Why Americans Love Moses
When Jews around the world observe Passover beginning this week, the holiday that commemorates freedom and liberty will come at a time when anti-Semitism across Europe is at its highest point since the Holocaust.
While the conflict between Israel and Palestinians serves as kindling for anti-Semitism in European cities, the continent needs little cajoling. Millenia before the founding of modern Israel, from the Roman scorched earth policy against the ancient Jews onwards, state- and church-sanctioned anti-Semitism were woven as tightly into the European fabric as the aristocracy and feudal system.
But despite the European antecedents of the United States, our nation has taken a different approach to its Jewish community.
Episodic in its intensity though never reaching the zenith achieved by Europeans, anti-Semitism in America has been tempered by the ties that bind Jews to the people who founded the nation and the principles of liberty and justice that underpin the republic.
And one of the strongest ties is the protagonist at the center of the Passover story: Moses.
The most important and certainly most influential of all ancient Jewish prophets, Moses is a towering figure in American public life, deeply influencing our founding fathers and institutions.
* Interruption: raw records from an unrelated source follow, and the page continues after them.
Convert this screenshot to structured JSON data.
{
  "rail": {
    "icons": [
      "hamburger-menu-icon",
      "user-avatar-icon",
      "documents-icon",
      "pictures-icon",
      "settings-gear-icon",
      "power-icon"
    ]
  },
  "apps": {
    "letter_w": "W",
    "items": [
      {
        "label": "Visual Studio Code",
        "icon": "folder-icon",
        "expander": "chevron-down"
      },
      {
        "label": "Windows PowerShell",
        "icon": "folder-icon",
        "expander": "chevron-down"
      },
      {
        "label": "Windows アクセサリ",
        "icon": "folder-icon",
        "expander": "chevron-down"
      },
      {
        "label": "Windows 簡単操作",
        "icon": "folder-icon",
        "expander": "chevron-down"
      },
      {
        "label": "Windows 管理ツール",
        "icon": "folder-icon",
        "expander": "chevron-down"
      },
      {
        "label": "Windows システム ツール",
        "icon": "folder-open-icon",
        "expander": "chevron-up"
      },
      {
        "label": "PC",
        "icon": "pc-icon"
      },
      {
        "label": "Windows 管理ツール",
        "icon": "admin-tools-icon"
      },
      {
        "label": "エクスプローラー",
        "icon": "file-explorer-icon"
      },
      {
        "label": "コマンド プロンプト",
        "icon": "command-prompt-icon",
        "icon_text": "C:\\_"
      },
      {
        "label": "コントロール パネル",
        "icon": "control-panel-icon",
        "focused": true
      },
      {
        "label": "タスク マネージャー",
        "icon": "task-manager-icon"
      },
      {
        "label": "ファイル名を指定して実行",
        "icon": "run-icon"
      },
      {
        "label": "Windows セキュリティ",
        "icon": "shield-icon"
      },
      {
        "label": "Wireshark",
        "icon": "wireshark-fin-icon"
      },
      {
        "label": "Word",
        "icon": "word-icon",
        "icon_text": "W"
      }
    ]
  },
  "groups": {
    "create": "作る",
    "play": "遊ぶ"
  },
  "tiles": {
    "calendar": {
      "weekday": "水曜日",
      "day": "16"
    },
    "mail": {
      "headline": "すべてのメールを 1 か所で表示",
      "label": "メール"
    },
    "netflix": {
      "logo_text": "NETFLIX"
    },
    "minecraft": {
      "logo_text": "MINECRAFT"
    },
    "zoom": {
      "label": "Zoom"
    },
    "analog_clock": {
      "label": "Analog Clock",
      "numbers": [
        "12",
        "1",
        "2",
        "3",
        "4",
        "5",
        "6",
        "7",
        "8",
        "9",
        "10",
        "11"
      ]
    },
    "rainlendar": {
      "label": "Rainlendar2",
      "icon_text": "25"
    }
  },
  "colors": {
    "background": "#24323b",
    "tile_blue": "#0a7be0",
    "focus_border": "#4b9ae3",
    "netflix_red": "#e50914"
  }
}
Moses's image, story, and influence proliferate in the United States. Legislators and the judiciary recognize his outsized influence on the law and concepts of justice, if our iconography is any measure.
The Ten Commandments, the signature achievement of the Moses story, adorn many U.S. courtrooms, while on the eastern pediment of the U.S. Supreme Court building Moses is the central figure, seated on a throne and flanked by other ancient lawgivers.
Moses quite literally is a central actor in the U.S. House of Representatives. In the House chamber of the U.S. Capitol, 23 marble relief portraits hang over the gallery doors. They depict historical figures selected "for their work in establishing the principles that underlie American law," the Architect of the U.S. Capitol explains.
The 11 profiles in the eastern half of the House chamber face left and the 11 in the western half face right. They include portraits of Thomas Jefferson, George Mason, Napoleon, Justinian, Solon, and Maimonides. All are looking towards the central marble portrait of Moses, who is the only one in full-face relief gazing out into the House chamber.
Bruce Feiler, author of America's Prophet: Moses and the American Story, says the American affinity for the Hebrew prophet began at the beginning -- with the Pilgrims, who heard echoes of their own story in the trials and tribulations of a desert people from thousands of years earlier searching for a Promised Land. So much so, in fact, that Pilgrims on the Mayflower carried with them Bibles prominently featuring images of Moses leading the Israelites to freedom.
Our Founding Fathers had Moses in mind when they designed the first Seal of the United States in 1776. The initial recommendation of a committee comprised of Thomas Jefferson, Benjamin Franklin and John Adams was a nod to the prophet and the early Hebrews.
From Franklin's notes, the seal depicted Pharaoh sitting in an open chariot and passing through the parted Red Sea in pursuit of the Israelites. The seal shows "rays from a Pillar of Fire in the Cloud, expressive of the divine Presence and Command, beaming on Moses who stands on the shore and extending his hand over the Sea causes it to overwhelm Pharaoh."
From U.S. presidents to abolitionists and civil rights leaders, Moses has been invoked as a steadfast ally and an exemplar. More than any other ancient figure, Feiler says, "Moses embodies the American story. He is the champion of oppressed people; he transforms disparate tribes in a forbidding wilderness into a nation of laws; he is the original proponent of freedom and justice for all."
In a period of human history when life expectancy was short, when anarchy, violence and starvation were as close as the next village or a poor harvest, the Ten Commandments and other legal codes Moses receives and enacts in the Torah story are almost a curiosity for their focus on fairness and the Bronze Age equivalent of egalitarianism.
One rule in particular stands out for its call for humanity and dignity in what surely must have been a world where life was cheap. "You shall not oppress a stranger, for you know the feelings of the stranger, having yourselves been strangers in the land of Egypt," God tells Moses in the book of Exodus.
The admonition has been largely ignored by Europe, as Jewish history can attest. But however imperfectly enacted in the United States, it is the essence of a nation of immigrants and another tie that closely binds Americans to Moses.